- Having fewer toys available reduces over-stimulation and overwhelm and leads to more creative play and “outside-the-box” thinking.
- Your home is less cluttered, and cleanup time is simpler.
- Each rotation is like getting a new set of toys, which brings excitement back to play and reduces boredom.
- A rotation is an opportunity to weed out toys your kids have outgrown.
Children can lose interest when they see the same toys day in and day out… in the same containers… next to the same toys they always use. Toy rotation gives them new experiences to learn from.
Setting Up a Toy Rotation System
Gather all the toys.

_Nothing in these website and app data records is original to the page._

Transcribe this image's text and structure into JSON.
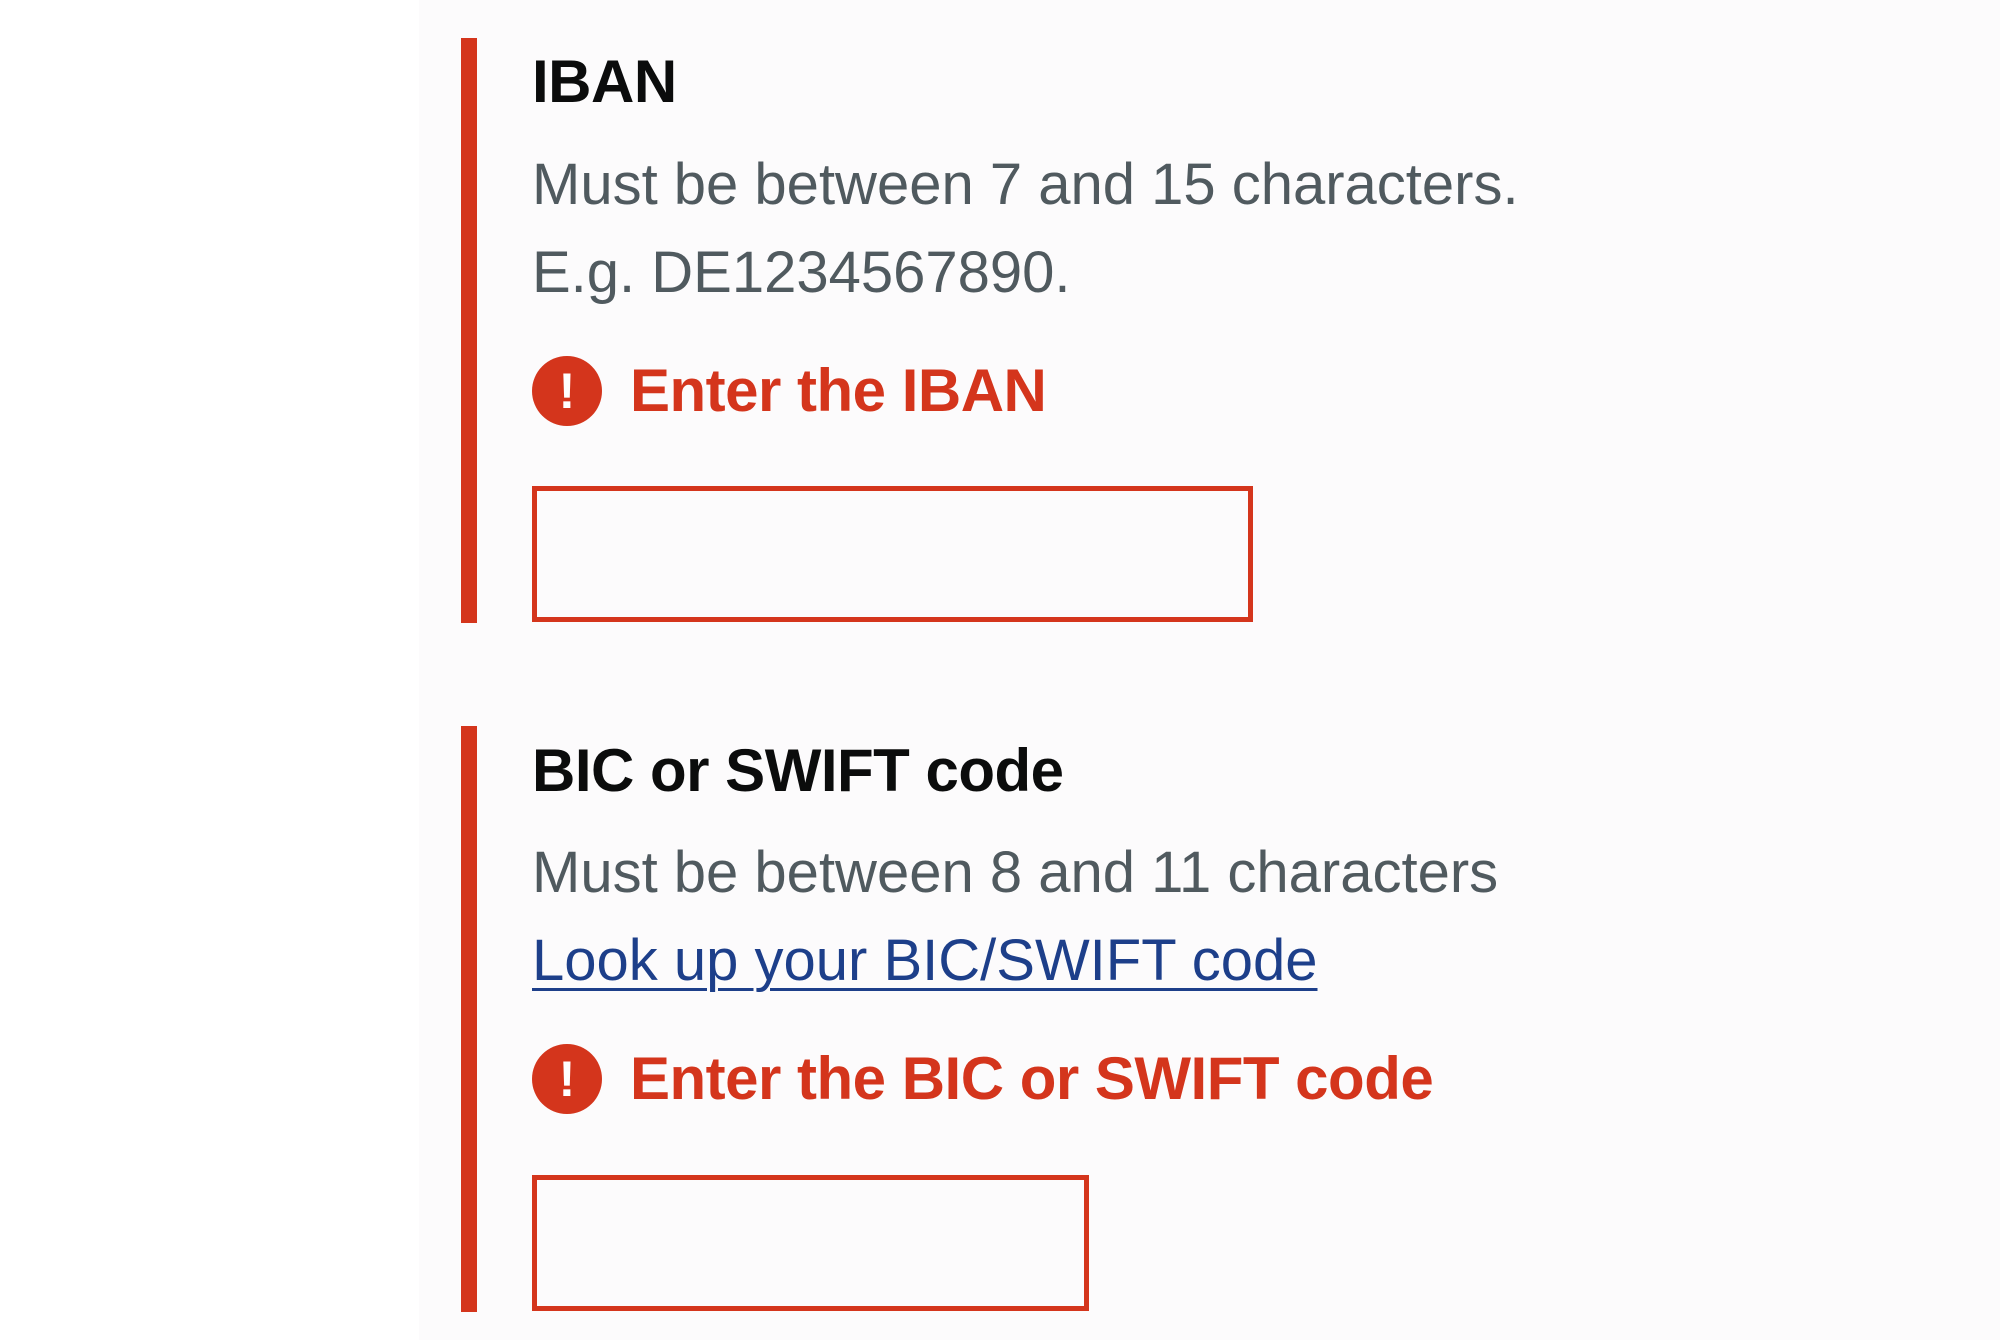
{
  "iban": {
    "label": "IBAN",
    "hint_line1": "Must be between 7 and 15 characters.",
    "hint_line2": "E.g. DE1234567890.",
    "error_icon": "!",
    "error_message": "Enter the IBAN",
    "value": ""
  },
  "bic": {
    "label": "BIC or SWIFT code",
    "hint": "Must be between 8 and 11 characters",
    "lookup_link": "Look up your BIC/SWIFT code",
    "error_icon": "!",
    "error_message": "Enter the BIC or SWIFT code",
    "value": ""
  },
  "colors": {
    "error": "#d4351c",
    "text": "#0b0c0c",
    "hint": "#505a5f",
    "link": "#1d3f8a",
    "background": "#fcfbfc"
  },
  "icons": {
    "error_icon": "exclamation-circle-icon"
  }
}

You may want to do the initial sorting while the kids are not around.
Sort through and donate what your children have outgrown or recycle anything broken.
This is your opportunity to give the B-list players a fresh start, so evaluate each toy with a critical eye to determine what needs to go for good and what might become popular again.
Divide the keepers into categories:
- Thinking toys – These toys target cognitive development and usually encourage development of fine motor skills as well. They include toys like puzzles, games, brainteasers and shape sorters.
- Art and creation toys – Paper and crayons, coloring books, paint, clay, play dough, crafts and other art supplies.
- Active movement toys – These toys target gross motor movements. They include toys like balls, swings, ride-on toys, tricycles, sports equipment and climbing toys.
- Building toys – These toys encourage fine motor development. Stacking blocks, nesting cups, Legos, Megablocks, Lincoln Logs, bristle blocks.
- Musical toys – Small pianos, shakers, wind instruments, drums, rain sticks, tambourines.
- Pretending toys – These toys target social and emotional development and language skills as your child acts out stories she’s made up. They include things like kitchen sets, car sets, fire stations, stuffed animals, or dress-up clothes.
Pull out the favorites.
Then make sets of toys by choosing no more than 2-4 toys per category and putting them into separate “rotation” boxes.
Try to give each box a variety of toy options while keeping the total number of toys manageable. You might have anywhere from two to four rotation boxes. Number the boxes to make rotation easy, and jot down a quick description of what’s in each box for future reference. Find an easy-to-access location to store the boxes that are out of your child’s sight.
Arrange the first set of toys in your child’s play area so he can see what’s available.
If he asks about some of the other toys you’ve stored away, simply tell him those toys are on a vacation and will be back soon.
Other Ideas for Rotating Toys
Create seasonal boxes with toys specific to the season.
A winter box may have snow toys, snowman-making parts and indoor fort-making supplies, while summer boxes may contain water toys, exploring toys for backyard hikes and sandbox supplies.
Create special holiday boxes, such as Halloween, Winter Holiday and Easter.
Halloween boxes may contain extra costuming supplies, “scary” insect sets and play pumpkins. Winter Holiday sets may include nativity toys, advent calendar kits, mini Christmas trees, dreidels or holiday-themed craft supplies. An Easter box may include toy bunny rabbits, egg-dying supplies and plastic eggs. Use your imagination, and make boxes for your family’s favorite holidays with toys specific to your traditions and beliefs.
Join a toy rental service.
Like Rent the Runway for toys, there are services that allow your child to get a package of new toys at regular intervals. ToyLibrary rents out toys from popular brands like Lego, Disney, Hot Wheels, and Fisher Price. Every toy is cleaned and sanitized before it’s sent to you. If your child falls in love with the toy, there’s the option to buy. Otherwise you return them once the novelty wears off.
If you have a lot of children’s books, create book boxes to rotate.
Divide books by theme, season, or holiday making sure to include a few favorite characters in each box. While you probably have the old standby books out all the time, this is a useful way to keep bookshelves orderly and not overwhelming. Plus it’s really fun to pull out those beloved holiday stories each year to make special memories reading together.